As an experiment and for lack of rice flour, we used wheat flour, sugar, mashed over ripe bananas and egss. The result: Ginamos a la Pancake!
9 thoughts on “Ginamos”
When we were kids mama cooked ginamos for us. But I think she whipped up a different version because the banana wasn’t mashed, just cubed. To keep them intact, she used large pili leaves to pour enough of the flour base & the banana. Everything goes into the heated oil. When cooked, the leaf is simply peeled off the ginamos and voila!
And you’re right, commercialized ginamos is always disappointing. [And in several foodhouses here, o Lordhavemercy, their attempts at concocting Bikol express is laughable]. Sabi kan tugang ko, warang siram, warang arang, dai lamang ako nabungag.

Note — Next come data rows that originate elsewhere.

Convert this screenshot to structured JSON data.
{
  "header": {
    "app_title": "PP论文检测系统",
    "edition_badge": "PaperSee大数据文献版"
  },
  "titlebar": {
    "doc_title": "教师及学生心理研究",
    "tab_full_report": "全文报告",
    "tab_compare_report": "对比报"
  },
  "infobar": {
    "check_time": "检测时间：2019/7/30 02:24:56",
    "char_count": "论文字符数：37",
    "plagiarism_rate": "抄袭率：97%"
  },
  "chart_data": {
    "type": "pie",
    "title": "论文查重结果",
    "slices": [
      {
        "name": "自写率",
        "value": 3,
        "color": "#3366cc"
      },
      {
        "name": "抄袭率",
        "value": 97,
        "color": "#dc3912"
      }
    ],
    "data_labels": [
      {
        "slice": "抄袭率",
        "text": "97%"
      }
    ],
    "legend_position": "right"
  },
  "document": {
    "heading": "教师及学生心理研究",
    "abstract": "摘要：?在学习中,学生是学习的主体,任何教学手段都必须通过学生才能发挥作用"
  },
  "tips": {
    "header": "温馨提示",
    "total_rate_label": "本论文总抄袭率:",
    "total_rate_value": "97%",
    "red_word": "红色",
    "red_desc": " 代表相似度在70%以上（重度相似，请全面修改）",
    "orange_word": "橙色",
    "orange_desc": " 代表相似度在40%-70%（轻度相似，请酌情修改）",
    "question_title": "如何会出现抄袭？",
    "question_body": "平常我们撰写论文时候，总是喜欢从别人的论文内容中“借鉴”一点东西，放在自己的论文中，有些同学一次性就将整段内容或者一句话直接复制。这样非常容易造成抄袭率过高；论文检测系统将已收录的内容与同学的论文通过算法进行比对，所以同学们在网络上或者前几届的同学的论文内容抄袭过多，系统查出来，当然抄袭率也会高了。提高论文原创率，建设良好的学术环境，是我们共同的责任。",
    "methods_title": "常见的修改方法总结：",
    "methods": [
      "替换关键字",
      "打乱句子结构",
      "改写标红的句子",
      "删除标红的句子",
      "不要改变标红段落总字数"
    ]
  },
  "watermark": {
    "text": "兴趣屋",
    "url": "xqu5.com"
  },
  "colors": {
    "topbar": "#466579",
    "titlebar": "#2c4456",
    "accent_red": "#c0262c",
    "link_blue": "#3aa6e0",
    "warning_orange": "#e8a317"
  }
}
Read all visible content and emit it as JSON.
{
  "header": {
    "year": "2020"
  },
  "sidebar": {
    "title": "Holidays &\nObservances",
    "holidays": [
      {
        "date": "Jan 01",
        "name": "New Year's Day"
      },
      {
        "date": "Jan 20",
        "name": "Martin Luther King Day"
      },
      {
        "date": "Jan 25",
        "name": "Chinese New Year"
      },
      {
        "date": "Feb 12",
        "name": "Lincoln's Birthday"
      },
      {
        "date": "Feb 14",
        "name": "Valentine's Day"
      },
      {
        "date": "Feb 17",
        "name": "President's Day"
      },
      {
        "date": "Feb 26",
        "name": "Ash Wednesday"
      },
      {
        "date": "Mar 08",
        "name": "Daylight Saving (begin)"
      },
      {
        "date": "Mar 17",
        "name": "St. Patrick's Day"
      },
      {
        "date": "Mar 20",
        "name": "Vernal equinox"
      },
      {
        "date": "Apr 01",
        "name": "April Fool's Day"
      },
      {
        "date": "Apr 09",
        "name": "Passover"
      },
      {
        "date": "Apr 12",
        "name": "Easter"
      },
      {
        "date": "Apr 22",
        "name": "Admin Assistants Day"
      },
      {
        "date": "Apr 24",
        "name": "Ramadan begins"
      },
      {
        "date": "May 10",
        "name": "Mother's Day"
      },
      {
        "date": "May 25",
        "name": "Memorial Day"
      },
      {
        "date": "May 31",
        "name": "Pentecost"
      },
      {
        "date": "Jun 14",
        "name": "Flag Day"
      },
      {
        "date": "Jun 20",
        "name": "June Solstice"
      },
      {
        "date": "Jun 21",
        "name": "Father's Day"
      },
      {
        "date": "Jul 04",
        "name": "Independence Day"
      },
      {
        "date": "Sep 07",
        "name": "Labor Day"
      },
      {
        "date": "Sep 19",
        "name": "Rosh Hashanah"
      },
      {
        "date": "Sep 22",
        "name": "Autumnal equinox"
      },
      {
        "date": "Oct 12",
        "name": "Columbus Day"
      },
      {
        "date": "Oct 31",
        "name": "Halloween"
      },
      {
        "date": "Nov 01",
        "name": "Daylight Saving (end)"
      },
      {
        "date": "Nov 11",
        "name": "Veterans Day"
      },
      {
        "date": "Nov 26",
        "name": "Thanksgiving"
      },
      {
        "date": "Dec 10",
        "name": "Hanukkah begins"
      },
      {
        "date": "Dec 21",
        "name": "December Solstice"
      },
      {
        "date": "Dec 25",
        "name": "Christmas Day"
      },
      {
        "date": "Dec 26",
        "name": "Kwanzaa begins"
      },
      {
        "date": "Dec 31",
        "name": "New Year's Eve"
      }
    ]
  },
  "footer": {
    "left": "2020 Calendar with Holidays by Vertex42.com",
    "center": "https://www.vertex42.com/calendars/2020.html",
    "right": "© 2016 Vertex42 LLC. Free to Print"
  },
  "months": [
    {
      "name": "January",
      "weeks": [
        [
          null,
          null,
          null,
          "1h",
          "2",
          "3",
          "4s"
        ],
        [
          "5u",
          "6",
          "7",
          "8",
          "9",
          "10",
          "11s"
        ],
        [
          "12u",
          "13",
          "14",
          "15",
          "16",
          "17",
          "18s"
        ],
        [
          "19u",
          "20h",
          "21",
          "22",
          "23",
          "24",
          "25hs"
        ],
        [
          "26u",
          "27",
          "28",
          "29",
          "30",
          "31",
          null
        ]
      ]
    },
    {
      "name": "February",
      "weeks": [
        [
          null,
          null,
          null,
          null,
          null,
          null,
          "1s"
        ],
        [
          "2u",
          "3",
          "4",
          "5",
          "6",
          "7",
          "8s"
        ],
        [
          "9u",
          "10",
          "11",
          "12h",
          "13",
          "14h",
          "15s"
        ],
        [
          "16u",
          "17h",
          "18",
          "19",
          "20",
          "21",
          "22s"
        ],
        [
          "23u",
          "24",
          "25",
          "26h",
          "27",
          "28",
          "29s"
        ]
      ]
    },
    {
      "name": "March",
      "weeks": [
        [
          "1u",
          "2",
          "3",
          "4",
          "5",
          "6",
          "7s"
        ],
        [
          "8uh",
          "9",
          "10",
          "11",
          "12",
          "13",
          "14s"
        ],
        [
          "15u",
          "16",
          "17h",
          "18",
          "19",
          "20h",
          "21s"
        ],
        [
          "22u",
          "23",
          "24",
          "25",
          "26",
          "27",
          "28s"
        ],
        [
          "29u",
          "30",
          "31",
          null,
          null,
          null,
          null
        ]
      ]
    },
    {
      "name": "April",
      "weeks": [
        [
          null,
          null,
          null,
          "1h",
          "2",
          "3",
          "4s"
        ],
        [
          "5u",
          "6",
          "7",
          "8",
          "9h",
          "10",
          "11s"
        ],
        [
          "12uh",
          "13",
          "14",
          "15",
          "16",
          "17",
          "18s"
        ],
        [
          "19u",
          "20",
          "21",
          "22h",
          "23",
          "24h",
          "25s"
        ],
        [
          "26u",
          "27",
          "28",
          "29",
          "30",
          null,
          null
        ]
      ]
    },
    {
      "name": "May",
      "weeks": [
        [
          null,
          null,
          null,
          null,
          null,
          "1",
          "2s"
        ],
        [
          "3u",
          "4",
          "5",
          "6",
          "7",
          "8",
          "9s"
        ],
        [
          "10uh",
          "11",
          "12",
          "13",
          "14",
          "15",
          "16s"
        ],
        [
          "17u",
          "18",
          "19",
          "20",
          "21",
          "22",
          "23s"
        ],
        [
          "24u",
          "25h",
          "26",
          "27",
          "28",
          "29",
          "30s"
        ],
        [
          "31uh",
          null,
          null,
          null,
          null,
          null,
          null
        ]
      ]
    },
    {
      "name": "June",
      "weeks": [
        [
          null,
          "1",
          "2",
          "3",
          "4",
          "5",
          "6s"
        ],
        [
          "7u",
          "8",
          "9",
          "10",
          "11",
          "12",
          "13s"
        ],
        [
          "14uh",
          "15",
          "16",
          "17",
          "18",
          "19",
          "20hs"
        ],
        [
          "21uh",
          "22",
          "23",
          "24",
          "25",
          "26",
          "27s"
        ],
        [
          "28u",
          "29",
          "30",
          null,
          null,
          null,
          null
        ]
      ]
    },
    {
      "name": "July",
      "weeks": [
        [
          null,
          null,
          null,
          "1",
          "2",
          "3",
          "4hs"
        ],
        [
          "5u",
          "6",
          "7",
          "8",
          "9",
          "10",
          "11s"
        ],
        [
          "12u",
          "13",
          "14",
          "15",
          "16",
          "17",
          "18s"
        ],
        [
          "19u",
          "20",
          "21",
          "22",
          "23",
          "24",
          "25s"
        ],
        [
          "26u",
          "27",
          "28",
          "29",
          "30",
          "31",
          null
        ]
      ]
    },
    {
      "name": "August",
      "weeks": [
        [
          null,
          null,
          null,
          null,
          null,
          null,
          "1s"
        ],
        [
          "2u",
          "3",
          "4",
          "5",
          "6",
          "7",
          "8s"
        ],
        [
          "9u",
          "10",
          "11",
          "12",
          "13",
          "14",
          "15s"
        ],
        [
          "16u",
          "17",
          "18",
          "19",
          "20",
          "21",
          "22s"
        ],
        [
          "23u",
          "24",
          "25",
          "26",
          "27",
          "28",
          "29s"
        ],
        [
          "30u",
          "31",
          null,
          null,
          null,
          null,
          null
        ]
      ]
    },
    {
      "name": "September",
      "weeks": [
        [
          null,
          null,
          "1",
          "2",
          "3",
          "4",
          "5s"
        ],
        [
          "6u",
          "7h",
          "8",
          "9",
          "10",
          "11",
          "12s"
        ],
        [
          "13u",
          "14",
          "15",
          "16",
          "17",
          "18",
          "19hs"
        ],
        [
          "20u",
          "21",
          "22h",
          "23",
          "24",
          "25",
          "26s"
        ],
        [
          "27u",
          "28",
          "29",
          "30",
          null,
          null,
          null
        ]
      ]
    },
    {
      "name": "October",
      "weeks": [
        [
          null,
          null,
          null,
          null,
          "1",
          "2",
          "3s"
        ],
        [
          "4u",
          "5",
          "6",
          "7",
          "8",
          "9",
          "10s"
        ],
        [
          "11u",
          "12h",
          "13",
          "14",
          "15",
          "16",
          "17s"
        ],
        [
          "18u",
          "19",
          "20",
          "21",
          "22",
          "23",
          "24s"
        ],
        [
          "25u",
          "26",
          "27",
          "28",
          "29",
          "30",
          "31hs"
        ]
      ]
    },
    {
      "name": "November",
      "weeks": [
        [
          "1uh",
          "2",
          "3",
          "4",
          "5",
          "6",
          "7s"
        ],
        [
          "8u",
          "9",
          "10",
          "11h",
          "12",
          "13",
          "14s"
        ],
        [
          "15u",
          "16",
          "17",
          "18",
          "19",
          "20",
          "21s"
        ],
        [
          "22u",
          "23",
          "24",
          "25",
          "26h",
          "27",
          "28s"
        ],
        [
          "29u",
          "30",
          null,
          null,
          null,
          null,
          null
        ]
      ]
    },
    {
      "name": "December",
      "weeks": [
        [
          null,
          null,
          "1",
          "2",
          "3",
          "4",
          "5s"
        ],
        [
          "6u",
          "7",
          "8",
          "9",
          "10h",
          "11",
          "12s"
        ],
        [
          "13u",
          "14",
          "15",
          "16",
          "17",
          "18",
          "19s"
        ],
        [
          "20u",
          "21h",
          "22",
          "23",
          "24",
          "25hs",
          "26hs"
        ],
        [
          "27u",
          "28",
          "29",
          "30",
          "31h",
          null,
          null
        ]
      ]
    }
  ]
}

Oh dear, I can’t remember when I last had a serving of decent ginamos, or baduya, for that matter. Haysus, ika kaya, pinarumdum mo… Hehe…Pero grabe ah, pacensiya na I’m raiding you with all these comments. [pangatulo na ini]…
welcome sa blog, dtn!
about raiding my blog with comments, warang problema. may sense man mga comments mo tsaka informative. mala ta narumduman ko igwa man nanggad akong nanamitan na ginamos na cubes ang pagka-slice sa batag. that was tasty also and enjoyable. sa pagkagat mo kaya kan ginamos, biglang may garo bomba na malumoy tsaka matamis kang mananamitan. lalo na kung medyo napasobrahan ang harina, mananamitan mo asin mamamatean an pagkakaiba kaini asin kan batag. 🙂
tunay man su sinabi mong pag-gamit ki dahon ki pili. pampahamot kaya ito apuwera sa nasisiguro niyang intact an mga ingredients. saro man na alternatibo sa dahon kan pili iyo an dahon kan cacao.
ayos! matesting daw giraray lalo na an baduya heheheh.
salamat sa pagbisita.
iyo. masiram an ginamos kung bako masyadonun na ripe ung kalibo/saba. masiram ito pagmiryendahan pag abot ali sa eskuwela.. pampaamot ung dahon lalo nagasiram dahil duman sa dahon. 🙂
…iyo masiram talaga yan, nanamitan ko naman ang arog kaan na mirendalan… pero may hapot ako,,, parehas daw yan sa “Baduya” o medjo iba po?… curious lng po:)
medyo pareho. ang kaibahan: an baduya o sinapot kadalasan bako pa over-ripe an batag, tsaka an slice pahalaba and into halves. this is as opposed to ginamos na medyo pino an paka-slice saka an iba may halong lukaron.
ai salamat po:)
masiram man nang gad an “Sinapot”sa sorsogon an apod kaiyan. pero bossing Carizo may mas masiram pa kaiyan..
“Palan-tap!” rumdom ko kang sultero pa ako maduman kami sa bulod an dara-dara mi lang tinapa, asin, bawang sibuyas, ta an niyog yaon na sa bulod. an palantap garo sauce lang pero bikol style, malab-on kami ning doma (saging saba, kamote, kamoteng kahoy, palawan asin rimas, tapos lulutuon mi sa gata an tinapa may sibuyas, bawang, sagkod sili! tapos mga duwang buok na niyog hanggang sa mag kantap an guta, saka mi idudot-dot an linab-unan na doma siram sana kan pamati! uso yan samu.
daing ibang nag guibo kaiyan sa sorsogon sana….
Palan-tap, that’s new to my ears. Pero garo masiramon an sinasabi mo lalo na ta nai-imagine ko an nagmumuru-mantika na lada.
I was here because I thought you were referring to the Bisayan version of “ginamos” – salted fish that gives off repulsive smell, but a golden delicacy for many folks in the Visayas region, including me. Anyway, good info, I learned something new today. 🙂